TASK TO COMPLETE: The output should be every line below that includes the word "Integer".

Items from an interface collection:

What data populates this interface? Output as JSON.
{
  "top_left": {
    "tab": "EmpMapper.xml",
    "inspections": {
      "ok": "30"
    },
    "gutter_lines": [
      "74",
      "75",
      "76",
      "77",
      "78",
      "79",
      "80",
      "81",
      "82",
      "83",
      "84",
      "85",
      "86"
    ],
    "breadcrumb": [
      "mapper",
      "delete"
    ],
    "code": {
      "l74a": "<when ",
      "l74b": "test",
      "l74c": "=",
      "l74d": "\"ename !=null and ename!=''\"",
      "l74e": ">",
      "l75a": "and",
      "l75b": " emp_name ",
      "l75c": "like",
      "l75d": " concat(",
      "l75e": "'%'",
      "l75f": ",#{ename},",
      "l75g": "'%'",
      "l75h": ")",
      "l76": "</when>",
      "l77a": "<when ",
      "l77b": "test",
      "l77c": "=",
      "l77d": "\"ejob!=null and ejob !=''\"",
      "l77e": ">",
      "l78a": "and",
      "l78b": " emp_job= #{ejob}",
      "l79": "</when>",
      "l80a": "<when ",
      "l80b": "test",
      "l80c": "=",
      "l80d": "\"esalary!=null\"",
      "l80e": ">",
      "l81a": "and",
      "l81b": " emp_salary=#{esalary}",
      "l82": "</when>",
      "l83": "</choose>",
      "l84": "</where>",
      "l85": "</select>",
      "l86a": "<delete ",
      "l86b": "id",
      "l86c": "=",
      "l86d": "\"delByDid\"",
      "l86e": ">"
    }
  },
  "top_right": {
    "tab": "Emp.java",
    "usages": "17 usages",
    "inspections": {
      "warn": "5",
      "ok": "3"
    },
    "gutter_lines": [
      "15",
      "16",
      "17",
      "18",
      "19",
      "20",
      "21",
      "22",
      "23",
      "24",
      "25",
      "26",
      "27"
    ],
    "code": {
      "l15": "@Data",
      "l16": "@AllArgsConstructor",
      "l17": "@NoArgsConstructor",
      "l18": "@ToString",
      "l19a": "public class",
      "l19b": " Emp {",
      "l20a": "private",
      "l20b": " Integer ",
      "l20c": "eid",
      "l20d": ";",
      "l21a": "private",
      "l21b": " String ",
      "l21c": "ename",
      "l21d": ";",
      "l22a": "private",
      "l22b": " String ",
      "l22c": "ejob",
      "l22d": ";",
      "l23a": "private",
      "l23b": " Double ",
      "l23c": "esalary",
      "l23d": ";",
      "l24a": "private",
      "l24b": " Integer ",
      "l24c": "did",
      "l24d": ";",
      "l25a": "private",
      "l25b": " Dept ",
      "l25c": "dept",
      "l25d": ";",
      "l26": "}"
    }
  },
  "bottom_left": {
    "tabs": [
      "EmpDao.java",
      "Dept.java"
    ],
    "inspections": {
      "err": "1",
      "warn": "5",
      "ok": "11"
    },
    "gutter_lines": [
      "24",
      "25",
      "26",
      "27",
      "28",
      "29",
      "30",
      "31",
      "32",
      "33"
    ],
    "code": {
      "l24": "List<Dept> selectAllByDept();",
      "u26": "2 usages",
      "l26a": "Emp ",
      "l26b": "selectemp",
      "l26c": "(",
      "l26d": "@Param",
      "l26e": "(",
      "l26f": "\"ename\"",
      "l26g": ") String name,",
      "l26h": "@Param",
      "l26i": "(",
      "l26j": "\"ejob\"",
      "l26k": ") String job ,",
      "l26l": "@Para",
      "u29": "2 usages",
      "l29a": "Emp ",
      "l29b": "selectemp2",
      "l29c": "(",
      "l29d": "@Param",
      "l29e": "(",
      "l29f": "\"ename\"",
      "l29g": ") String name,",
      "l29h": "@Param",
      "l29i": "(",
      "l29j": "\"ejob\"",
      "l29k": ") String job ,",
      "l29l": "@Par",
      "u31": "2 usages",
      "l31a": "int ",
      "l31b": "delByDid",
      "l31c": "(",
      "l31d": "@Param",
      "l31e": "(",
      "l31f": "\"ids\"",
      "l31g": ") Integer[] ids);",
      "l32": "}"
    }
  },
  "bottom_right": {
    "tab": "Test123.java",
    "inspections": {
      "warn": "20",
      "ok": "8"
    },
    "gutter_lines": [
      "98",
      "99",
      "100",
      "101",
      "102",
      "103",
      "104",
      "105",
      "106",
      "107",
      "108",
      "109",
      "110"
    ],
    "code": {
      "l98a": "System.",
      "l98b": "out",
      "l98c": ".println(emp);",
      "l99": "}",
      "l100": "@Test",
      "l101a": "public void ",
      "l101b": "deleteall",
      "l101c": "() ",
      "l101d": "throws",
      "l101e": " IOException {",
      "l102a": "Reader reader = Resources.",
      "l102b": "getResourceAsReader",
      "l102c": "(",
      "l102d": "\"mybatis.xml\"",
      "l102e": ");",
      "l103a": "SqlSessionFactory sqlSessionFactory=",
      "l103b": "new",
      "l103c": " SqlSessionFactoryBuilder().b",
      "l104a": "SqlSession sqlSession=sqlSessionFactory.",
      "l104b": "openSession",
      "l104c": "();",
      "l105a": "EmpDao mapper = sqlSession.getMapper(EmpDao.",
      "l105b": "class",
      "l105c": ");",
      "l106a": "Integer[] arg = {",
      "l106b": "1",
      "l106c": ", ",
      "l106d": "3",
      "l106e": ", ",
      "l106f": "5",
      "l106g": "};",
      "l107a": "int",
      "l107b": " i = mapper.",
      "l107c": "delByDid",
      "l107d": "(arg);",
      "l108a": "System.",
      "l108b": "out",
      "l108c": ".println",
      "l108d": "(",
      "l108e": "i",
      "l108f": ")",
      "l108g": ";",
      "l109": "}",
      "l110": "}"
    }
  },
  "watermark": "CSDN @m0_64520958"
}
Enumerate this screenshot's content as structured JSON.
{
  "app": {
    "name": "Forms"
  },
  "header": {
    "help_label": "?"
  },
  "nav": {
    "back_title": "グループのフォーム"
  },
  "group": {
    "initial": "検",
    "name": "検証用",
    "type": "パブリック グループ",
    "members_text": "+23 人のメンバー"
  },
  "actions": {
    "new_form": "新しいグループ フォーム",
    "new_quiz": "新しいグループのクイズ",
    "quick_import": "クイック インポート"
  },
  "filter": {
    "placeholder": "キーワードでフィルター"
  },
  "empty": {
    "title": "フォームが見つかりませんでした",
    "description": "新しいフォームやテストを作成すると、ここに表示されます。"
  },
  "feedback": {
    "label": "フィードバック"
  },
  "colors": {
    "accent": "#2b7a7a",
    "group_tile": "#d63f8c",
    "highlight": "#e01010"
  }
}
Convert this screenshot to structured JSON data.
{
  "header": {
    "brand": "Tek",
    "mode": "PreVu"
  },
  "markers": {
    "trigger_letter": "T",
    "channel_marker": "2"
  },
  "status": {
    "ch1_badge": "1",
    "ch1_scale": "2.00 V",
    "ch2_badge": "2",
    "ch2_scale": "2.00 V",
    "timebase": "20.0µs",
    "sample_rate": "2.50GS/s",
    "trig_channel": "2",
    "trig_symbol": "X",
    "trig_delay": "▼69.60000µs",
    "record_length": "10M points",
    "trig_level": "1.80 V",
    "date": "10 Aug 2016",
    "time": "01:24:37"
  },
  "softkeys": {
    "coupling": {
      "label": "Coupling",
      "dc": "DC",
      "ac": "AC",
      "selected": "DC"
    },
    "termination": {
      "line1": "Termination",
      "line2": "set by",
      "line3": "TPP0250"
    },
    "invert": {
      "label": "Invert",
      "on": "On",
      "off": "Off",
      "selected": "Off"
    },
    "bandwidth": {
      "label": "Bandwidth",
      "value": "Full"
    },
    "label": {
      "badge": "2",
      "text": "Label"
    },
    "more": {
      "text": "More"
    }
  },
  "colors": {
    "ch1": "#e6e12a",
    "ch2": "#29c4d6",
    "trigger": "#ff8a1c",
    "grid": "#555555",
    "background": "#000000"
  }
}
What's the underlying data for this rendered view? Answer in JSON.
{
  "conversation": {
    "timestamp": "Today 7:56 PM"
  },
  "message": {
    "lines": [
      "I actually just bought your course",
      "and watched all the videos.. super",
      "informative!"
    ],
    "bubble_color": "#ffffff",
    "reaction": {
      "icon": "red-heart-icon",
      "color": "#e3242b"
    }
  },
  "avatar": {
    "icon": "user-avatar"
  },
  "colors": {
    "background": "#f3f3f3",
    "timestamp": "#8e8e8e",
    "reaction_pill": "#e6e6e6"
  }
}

EXERCISE OUTPUT:
      "l20b": " Integer ",
      "l24b": " Integer ",
      "l31g": ") Integer[] ids);",
      "l106a": "Integer[] arg = {",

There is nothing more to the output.